Entries from a dataset of interfaces:
---

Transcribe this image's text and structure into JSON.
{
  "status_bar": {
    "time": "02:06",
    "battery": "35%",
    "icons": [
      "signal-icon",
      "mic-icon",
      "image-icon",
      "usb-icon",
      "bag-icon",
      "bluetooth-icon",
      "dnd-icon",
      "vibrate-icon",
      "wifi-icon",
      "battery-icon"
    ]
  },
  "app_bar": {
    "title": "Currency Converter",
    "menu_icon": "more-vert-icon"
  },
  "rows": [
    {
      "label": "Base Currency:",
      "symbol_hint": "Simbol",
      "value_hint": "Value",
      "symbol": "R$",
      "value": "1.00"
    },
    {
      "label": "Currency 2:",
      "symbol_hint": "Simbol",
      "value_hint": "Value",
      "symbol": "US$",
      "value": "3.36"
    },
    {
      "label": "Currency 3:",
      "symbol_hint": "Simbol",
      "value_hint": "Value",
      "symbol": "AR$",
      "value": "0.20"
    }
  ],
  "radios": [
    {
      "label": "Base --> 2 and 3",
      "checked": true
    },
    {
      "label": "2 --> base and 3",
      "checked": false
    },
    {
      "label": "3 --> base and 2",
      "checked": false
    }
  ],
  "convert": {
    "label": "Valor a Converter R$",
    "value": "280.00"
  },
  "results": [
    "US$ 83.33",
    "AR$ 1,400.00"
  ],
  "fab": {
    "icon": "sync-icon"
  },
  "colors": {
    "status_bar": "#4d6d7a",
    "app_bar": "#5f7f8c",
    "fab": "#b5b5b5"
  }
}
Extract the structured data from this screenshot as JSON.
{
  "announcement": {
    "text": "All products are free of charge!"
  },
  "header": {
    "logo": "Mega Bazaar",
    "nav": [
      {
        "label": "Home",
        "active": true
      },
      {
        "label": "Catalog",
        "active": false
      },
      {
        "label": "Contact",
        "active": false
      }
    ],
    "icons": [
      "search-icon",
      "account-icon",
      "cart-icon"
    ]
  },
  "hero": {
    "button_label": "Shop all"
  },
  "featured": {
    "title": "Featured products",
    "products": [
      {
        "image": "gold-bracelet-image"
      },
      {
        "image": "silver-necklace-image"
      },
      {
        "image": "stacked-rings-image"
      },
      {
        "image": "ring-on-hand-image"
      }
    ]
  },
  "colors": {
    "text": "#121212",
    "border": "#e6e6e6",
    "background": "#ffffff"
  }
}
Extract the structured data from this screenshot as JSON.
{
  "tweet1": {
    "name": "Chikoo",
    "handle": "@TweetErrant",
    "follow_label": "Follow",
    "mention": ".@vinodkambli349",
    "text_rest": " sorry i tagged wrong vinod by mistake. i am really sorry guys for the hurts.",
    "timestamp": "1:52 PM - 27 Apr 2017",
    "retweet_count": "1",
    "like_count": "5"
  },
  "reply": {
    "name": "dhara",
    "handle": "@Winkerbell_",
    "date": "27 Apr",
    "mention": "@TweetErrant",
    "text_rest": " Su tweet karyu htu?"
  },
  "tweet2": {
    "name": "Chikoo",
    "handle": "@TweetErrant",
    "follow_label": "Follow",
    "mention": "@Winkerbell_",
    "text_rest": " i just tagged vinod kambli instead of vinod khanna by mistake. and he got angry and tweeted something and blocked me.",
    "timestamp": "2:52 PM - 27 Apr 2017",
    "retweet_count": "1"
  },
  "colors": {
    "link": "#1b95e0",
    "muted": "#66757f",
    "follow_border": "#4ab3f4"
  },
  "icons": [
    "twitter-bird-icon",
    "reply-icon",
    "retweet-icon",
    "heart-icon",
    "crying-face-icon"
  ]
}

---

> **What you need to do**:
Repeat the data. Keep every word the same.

> **Answer box**:
Transcribe this image's text and structure into JSON.
{
  "status_bar": {
    "time": "02:06",
    "battery": "35%",
    "icons": [
      "signal-icon",
      "mic-icon",
      "image-icon",
      "usb-icon",
      "bag-icon",
      "bluetooth-icon",
      "dnd-icon",
      "vibrate-icon",
      "wifi-icon",
      "battery-icon"
    ]
  },
  "app_bar": {
    "title": "Currency Converter",
    "menu_icon": "more-vert-icon"
  },
  "rows": [
    {
      "label": "Base Currency:",
      "symbol_hint": "Simbol",
      "value_hint": "Value",
      "symbol": "R$",
      "value": "1.00"
    },
    {
      "label": "Currency 2:",
      "symbol_hint": "Simbol",
      "value_hint": "Value",
      "symbol": "US$",
      "value": "3.36"
    },
    {
      "label": "Currency 3:",
      "symbol_hint": "Simbol",
      "value_hint": "Value",
      "symbol": "AR$",
      "value": "0.20"
    }
  ],
  "radios": [
    {
      "label": "Base --> 2 and 3",
      "checked": true
    },
    {
      "label": "2 --> base and 3",
      "checked": false
    },
    {
      "label": "3 --> base and 2",
      "checked": false
    }
  ],
  "convert": {
    "label": "Valor a Converter R$",
    "value": "280.00"
  },
  "results": [
    "US$ 83.33",
    "AR$ 1,400.00"
  ],
  "fab": {
    "icon": "sync-icon"
  },
  "colors": {
    "status_bar": "#4d6d7a",
    "app_bar": "#5f7f8c",
    "fab": "#b5b5b5"
  }
}
Extract the structured data from this screenshot as JSON.
{
  "announcement": {
    "text": "All products are free of charge!"
  },
  "header": {
    "logo": "Mega Bazaar",
    "nav": [
      {
        "label": "Home",
        "active": true
      },
      {
        "label": "Catalog",
        "active": false
      },
      {
        "label": "Contact",
        "active": false
      }
    ],
    "icons": [
      "search-icon",
      "account-icon",
      "cart-icon"
    ]
  },
  "hero": {
    "button_label": "Shop all"
  },
  "featured": {
    "title": "Featured products",
    "products": [
      {
        "image": "gold-bracelet-image"
      },
      {
        "image": "silver-necklace-image"
      },
      {
        "image": "stacked-rings-image"
      },
      {
        "image": "ring-on-hand-image"
      }
    ]
  },
  "colors": {
    "text": "#121212",
    "border": "#e6e6e6",
    "background": "#ffffff"
  }
}
Extract the structured data from this screenshot as JSON.
{
  "tweet1": {
    "name": "Chikoo",
    "handle": "@TweetErrant",
    "follow_label": "Follow",
    "mention": ".@vinodkambli349",
    "text_rest": " sorry i tagged wrong vinod by mistake. i am really sorry guys for the hurts.",
    "timestamp": "1:52 PM - 27 Apr 2017",
    "retweet_count": "1",
    "like_count": "5"
  },
  "reply": {
    "name": "dhara",
    "handle": "@Winkerbell_",
    "date": "27 Apr",
    "mention": "@TweetErrant",
    "text_rest": " Su tweet karyu htu?"
  },
  "tweet2": {
    "name": "Chikoo",
    "handle": "@TweetErrant",
    "follow_label": "Follow",
    "mention": "@Winkerbell_",
    "text_rest": " i just tagged vinod kambli instead of vinod khanna by mistake. and he got angry and tweeted something and blocked me.",
    "timestamp": "2:52 PM - 27 Apr 2017",
    "retweet_count": "1"
  },
  "colors": {
    "link": "#1b95e0",
    "muted": "#66757f",
    "follow_border": "#4ab3f4"
  },
  "icons": [
    "twitter-bird-icon",
    "reply-icon",
    "retweet-icon",
    "heart-icon",
    "crying-face-icon"
  ]
}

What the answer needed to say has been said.